(Excerpts from a dataset)
+--

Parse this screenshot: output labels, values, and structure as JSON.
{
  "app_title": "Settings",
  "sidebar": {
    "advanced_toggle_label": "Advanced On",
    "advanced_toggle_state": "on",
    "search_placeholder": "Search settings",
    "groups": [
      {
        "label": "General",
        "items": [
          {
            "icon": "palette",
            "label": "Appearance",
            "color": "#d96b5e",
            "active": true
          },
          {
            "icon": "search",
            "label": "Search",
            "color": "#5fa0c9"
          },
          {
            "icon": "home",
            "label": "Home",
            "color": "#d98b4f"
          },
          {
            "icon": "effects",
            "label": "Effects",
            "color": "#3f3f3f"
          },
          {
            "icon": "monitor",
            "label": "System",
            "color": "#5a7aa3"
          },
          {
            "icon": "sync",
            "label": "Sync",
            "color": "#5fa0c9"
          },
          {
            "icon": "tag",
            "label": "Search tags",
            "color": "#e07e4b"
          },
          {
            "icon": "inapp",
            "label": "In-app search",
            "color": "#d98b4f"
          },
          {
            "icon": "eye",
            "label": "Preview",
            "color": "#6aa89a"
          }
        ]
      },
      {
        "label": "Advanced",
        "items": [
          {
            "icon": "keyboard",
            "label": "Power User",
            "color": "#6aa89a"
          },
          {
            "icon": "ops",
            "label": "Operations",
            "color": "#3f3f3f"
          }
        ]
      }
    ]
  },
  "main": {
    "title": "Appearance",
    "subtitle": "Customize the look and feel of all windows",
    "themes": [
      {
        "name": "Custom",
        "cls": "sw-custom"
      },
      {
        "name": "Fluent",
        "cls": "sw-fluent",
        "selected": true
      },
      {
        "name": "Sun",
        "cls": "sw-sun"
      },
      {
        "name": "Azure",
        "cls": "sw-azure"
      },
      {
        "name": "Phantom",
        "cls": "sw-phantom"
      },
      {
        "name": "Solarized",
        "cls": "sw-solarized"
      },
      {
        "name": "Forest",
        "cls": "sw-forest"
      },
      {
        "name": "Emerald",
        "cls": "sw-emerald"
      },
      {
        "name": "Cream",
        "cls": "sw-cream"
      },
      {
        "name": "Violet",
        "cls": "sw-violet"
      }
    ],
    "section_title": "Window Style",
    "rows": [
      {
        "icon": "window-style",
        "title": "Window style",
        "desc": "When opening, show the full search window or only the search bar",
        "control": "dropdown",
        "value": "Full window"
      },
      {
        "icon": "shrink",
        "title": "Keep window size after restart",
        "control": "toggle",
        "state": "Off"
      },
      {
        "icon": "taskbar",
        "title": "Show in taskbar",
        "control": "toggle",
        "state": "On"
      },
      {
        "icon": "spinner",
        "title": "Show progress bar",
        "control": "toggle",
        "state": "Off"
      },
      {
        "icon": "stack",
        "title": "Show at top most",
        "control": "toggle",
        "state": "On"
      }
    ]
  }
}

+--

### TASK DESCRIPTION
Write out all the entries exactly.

### TASK OUTPUT
Parse this screenshot: output labels, values, and structure as JSON.
{
  "app_title": "Settings",
  "sidebar": {
    "advanced_toggle_label": "Advanced On",
    "advanced_toggle_state": "on",
    "search_placeholder": "Search settings",
    "groups": [
      {
        "label": "General",
        "items": [
          {
            "icon": "palette",
            "label": "Appearance",
            "color": "#d96b5e",
            "active": true
          },
          {
            "icon": "search",
            "label": "Search",
            "color": "#5fa0c9"
          },
          {
            "icon": "home",
            "label": "Home",
            "color": "#d98b4f"
          },
          {
            "icon": "effects",
            "label": "Effects",
            "color": "#3f3f3f"
          },
          {
            "icon": "monitor",
            "label": "System",
            "color": "#5a7aa3"
          },
          {
            "icon": "sync",
            "label": "Sync",
            "color": "#5fa0c9"
          },
          {
            "icon": "tag",
            "label": "Search tags",
            "color": "#e07e4b"
          },
          {
            "icon": "inapp",
            "label": "In-app search",
            "color": "#d98b4f"
          },
          {
            "icon": "eye",
            "label": "Preview",
            "color": "#6aa89a"
          }
        ]
      },
      {
        "label": "Advanced",
        "items": [
          {
            "icon": "keyboard",
            "label": "Power User",
            "color": "#6aa89a"
          },
          {
            "icon": "ops",
            "label": "Operations",
            "color": "#3f3f3f"
          }
        ]
      }
    ]
  },
  "main": {
    "title": "Appearance",
    "subtitle": "Customize the look and feel of all windows",
    "themes": [
      {
        "name": "Custom",
        "cls": "sw-custom"
      },
      {
        "name": "Fluent",
        "cls": "sw-fluent",
        "selected": true
      },
      {
        "name": "Sun",
        "cls": "sw-sun"
      },
      {
        "name": "Azure",
        "cls": "sw-azure"
      },
      {
        "name": "Phantom",
        "cls": "sw-phantom"
      },
      {
        "name": "Solarized",
        "cls": "sw-solarized"
      },
      {
        "name": "Forest",
        "cls": "sw-forest"
      },
      {
        "name": "Emerald",
        "cls": "sw-emerald"
      },
      {
        "name": "Cream",
        "cls": "sw-cream"
      },
      {
        "name": "Violet",
        "cls": "sw-violet"
      }
    ],
    "section_title": "Window Style",
    "rows": [
      {
        "icon": "window-style",
        "title": "Window style",
        "desc": "When opening, show the full search window or only the search bar",
        "control": "dropdown",
        "value": "Full window"
      },
      {
        "icon": "shrink",
        "title": "Keep window size after restart",
        "control": "toggle",
        "state": "Off"
      },
      {
        "icon": "taskbar",
        "title": "Show in taskbar",
        "control": "toggle",
        "state": "On"
      },
      {
        "icon": "spinner",
        "title": "Show progress bar",
        "control": "toggle",
        "state": "Off"
      },
      {
        "icon": "stack",
        "title": "Show at top most",
        "control": "toggle",
        "state": "On"
      }
    ]
  }
}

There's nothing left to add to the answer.